App and web page records:
--------------------------------

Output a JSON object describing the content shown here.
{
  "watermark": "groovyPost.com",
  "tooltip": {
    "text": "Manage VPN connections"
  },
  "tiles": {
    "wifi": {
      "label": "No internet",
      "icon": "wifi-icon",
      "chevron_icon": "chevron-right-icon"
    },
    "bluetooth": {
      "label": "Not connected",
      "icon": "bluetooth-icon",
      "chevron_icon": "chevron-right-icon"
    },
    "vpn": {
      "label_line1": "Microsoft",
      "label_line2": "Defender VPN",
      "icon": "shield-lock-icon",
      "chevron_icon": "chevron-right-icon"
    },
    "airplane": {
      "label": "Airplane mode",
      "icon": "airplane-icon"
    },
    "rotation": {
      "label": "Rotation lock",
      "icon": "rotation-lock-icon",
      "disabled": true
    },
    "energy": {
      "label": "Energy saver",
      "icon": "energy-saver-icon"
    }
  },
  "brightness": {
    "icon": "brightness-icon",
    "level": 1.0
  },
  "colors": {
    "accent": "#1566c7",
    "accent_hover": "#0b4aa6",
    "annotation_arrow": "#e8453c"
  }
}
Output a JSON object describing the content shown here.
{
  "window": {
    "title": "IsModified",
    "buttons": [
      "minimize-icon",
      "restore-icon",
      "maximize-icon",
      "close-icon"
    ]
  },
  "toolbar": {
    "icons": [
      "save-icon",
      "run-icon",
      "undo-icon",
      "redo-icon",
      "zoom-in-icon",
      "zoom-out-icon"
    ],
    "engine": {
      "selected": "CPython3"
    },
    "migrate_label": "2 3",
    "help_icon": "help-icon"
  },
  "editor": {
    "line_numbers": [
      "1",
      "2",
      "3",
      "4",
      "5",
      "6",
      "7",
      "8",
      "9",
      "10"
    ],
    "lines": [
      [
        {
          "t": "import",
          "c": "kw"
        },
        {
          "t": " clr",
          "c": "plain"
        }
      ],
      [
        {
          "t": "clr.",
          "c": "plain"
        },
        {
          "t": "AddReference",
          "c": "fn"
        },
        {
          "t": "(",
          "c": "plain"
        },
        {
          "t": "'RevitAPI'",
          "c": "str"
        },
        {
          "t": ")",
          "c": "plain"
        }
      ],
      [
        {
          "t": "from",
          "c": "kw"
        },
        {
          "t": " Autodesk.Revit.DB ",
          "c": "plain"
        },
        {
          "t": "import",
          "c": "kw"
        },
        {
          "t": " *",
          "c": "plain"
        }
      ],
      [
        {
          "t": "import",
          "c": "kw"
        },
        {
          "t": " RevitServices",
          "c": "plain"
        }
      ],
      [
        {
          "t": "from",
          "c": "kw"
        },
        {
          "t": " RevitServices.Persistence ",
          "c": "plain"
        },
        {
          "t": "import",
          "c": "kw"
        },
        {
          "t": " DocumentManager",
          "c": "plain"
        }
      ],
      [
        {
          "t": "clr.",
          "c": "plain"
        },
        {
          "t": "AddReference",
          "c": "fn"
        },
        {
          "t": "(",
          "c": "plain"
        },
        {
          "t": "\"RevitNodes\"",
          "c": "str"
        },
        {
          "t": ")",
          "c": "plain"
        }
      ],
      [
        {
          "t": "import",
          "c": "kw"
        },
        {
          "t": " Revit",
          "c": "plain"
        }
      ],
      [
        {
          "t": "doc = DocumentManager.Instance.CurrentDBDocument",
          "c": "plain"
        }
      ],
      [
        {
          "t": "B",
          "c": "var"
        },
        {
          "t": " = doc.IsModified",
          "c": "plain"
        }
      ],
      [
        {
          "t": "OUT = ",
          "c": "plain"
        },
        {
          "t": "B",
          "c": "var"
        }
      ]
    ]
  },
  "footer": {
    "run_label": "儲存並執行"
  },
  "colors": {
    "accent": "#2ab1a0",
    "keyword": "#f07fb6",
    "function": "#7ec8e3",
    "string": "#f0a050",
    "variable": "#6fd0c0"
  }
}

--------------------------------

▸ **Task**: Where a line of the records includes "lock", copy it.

▸ **Written answer**:
      "icon": "shield-lock-icon",
      "label": "Rotation lock",
      "icon": "rotation-lock-icon",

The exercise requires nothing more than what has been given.